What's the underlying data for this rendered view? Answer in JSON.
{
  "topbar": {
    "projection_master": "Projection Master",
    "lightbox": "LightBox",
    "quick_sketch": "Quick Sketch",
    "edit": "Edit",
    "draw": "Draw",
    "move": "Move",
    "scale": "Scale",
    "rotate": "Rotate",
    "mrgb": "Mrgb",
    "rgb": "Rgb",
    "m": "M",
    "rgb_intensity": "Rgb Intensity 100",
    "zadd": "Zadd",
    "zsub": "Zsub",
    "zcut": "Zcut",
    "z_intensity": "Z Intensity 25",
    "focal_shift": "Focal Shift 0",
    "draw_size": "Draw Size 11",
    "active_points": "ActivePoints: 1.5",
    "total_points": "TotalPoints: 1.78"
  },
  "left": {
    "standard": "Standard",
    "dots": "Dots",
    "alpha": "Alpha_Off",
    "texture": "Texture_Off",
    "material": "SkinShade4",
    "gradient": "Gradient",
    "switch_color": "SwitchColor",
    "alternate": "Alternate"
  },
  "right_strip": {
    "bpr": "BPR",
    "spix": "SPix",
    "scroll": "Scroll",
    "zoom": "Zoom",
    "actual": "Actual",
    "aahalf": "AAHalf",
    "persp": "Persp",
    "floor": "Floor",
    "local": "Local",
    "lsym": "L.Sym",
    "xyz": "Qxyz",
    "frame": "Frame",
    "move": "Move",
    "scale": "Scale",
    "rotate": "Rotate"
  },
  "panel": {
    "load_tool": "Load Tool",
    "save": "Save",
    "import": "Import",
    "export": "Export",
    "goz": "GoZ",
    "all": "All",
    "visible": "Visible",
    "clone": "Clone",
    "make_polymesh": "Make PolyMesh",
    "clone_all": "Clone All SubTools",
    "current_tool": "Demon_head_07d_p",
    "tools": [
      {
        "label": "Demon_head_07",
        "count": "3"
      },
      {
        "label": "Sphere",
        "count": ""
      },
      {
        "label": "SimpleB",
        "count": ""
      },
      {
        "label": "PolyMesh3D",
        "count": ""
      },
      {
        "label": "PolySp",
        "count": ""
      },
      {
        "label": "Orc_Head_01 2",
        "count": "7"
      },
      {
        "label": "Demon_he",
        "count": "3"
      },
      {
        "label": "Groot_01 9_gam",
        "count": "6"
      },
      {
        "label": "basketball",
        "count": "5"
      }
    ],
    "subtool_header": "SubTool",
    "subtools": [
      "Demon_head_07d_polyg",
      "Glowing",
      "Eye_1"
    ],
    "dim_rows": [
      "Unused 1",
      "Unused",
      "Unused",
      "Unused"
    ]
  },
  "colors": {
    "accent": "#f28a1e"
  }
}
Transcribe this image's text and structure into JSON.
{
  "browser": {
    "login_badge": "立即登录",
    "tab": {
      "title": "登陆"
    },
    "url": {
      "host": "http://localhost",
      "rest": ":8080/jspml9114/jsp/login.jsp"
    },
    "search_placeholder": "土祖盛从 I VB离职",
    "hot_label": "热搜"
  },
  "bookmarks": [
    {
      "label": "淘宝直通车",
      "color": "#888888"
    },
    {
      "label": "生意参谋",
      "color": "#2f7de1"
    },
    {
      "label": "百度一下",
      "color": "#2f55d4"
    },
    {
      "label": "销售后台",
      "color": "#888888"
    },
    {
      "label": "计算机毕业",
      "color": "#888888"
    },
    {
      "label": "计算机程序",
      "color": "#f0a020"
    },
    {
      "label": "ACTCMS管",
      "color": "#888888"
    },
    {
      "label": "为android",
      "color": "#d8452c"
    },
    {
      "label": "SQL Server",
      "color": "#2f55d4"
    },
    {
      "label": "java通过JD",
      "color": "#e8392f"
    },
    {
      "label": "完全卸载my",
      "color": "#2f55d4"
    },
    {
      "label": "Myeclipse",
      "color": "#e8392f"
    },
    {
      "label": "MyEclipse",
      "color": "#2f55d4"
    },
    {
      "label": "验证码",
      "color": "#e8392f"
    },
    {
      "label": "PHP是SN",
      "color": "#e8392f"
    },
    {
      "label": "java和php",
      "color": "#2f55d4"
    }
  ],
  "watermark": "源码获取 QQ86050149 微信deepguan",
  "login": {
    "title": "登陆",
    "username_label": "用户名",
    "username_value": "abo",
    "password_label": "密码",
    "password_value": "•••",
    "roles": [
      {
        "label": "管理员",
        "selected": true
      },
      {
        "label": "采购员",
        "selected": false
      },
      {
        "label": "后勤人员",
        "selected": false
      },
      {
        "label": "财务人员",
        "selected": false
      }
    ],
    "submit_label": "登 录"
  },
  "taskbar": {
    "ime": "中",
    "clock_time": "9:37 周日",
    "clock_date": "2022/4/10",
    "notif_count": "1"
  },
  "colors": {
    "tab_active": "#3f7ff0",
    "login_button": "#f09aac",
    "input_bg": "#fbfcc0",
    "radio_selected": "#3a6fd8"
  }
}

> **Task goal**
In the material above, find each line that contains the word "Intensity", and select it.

> **Task solution**
    "rgb_intensity": "Rgb Intensity 100",
    "z_intensity": "Z Intensity 25",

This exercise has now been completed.